### TASK OBJECTIVE
Your answer must be a single number: how many lines of the data include "message".

### PROVIDED RECORDS

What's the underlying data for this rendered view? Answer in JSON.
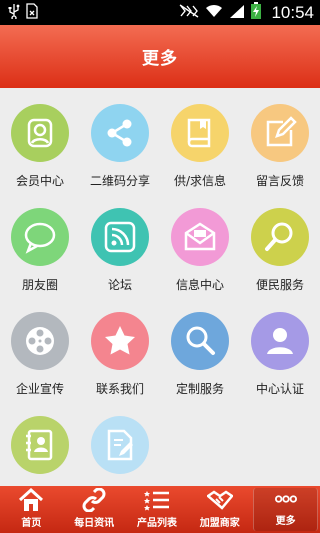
{
  "status_bar": {
    "time": "10:54",
    "icons": [
      "usb-icon",
      "sim-icon",
      "mute-icon",
      "wifi-icon",
      "signal-icon",
      "battery-charging-icon"
    ]
  },
  "header": {
    "title": "更多"
  },
  "grid": {
    "items": [
      {
        "label": "会员中心",
        "icon": "user-icon",
        "color": "#a8cf5e"
      },
      {
        "label": "二维码分享",
        "icon": "share-icon",
        "color": "#8fd4f0"
      },
      {
        "label": "供/求信息",
        "icon": "book-icon",
        "color": "#f6d46b"
      },
      {
        "label": "留言反馈",
        "icon": "edit-icon",
        "color": "#f7c880"
      },
      {
        "label": "朋友圈",
        "icon": "chat-bubble-icon",
        "color": "#7ed67a"
      },
      {
        "label": "论坛",
        "icon": "rss-icon",
        "color": "#3fc3b2"
      },
      {
        "label": "信息中心",
        "icon": "envelope-icon",
        "color": "#f29ad6"
      },
      {
        "label": "便民服务",
        "icon": "search-icon",
        "color": "#cdd14c"
      },
      {
        "label": "企业宣传",
        "icon": "film-reel-icon",
        "color": "#b3b8be"
      },
      {
        "label": "联系我们",
        "icon": "star-icon",
        "color": "#f4858f"
      },
      {
        "label": "定制服务",
        "icon": "magnifier-icon",
        "color": "#6ea7dc"
      },
      {
        "label": "中心认证",
        "icon": "person-badge-icon",
        "color": "#a59ae6"
      },
      {
        "label": "",
        "icon": "contacts-icon",
        "color": "#b9d36a"
      },
      {
        "label": "",
        "icon": "document-edit-icon",
        "color": "#b9e0f5"
      }
    ]
  },
  "tab_bar": {
    "tabs": [
      {
        "label": "首页",
        "icon": "home-icon"
      },
      {
        "label": "每日资讯",
        "icon": "link-icon"
      },
      {
        "label": "产品列表",
        "icon": "list-icon"
      },
      {
        "label": "加盟商家",
        "icon": "handshake-icon"
      },
      {
        "label": "更多",
        "icon": "more-dots-icon",
        "active": true
      }
    ]
  }
}
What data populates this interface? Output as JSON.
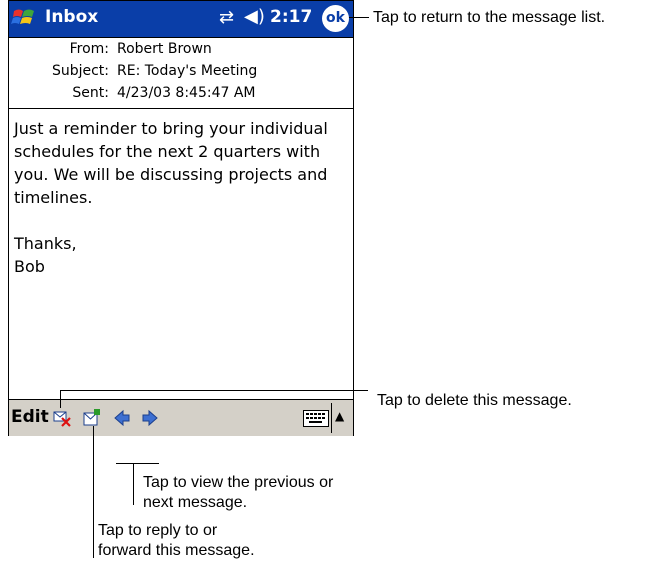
{
  "titlebar": {
    "app_title": "Inbox",
    "clock": "2:17",
    "ok_label": "ok"
  },
  "header": {
    "from_label": "From:",
    "from_value": "Robert Brown",
    "subject_label": "Subject:",
    "subject_value": "RE: Today's Meeting",
    "sent_label": "Sent:",
    "sent_value": "4/23/03 8:45:47 AM"
  },
  "body": "Just a reminder to bring your individual\nschedules for the next 2 quarters with\nyou. We will be discussing projects and\ntimelines.\n\nThanks,\nBob",
  "cmdbar": {
    "edit_label": "Edit"
  },
  "callouts": {
    "ok": "Tap to return to the message list.",
    "delete": "Tap to delete this message.",
    "prevnext": "Tap to view the previous or\nnext message.",
    "reply": "Tap to reply to or\nforward this message."
  },
  "icons": [
    "windows-start-icon",
    "connectivity-icon",
    "volume-icon",
    "delete-icon",
    "reply-icon",
    "previous-icon",
    "next-icon",
    "keyboard-icon"
  ]
}
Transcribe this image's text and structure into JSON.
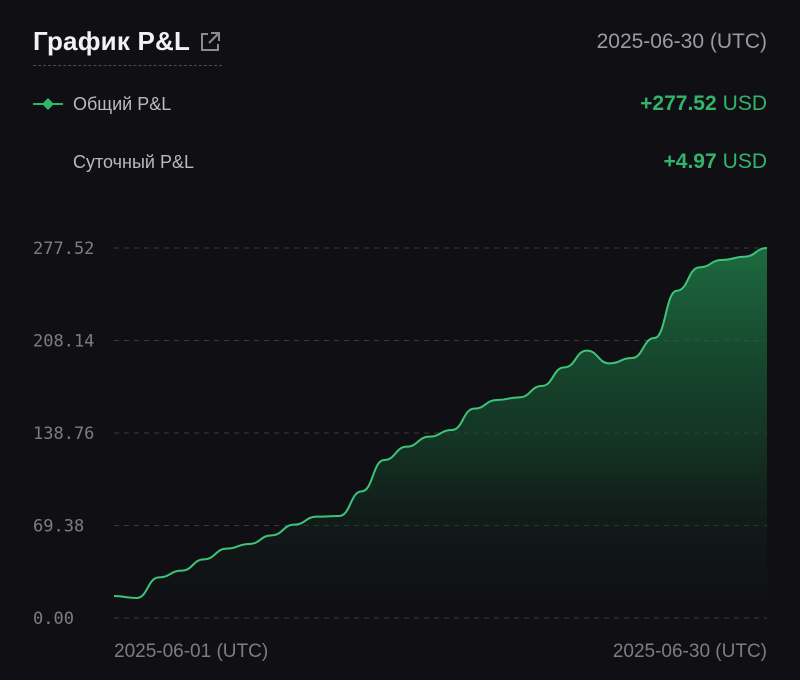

### RESULT OF THE TASK
4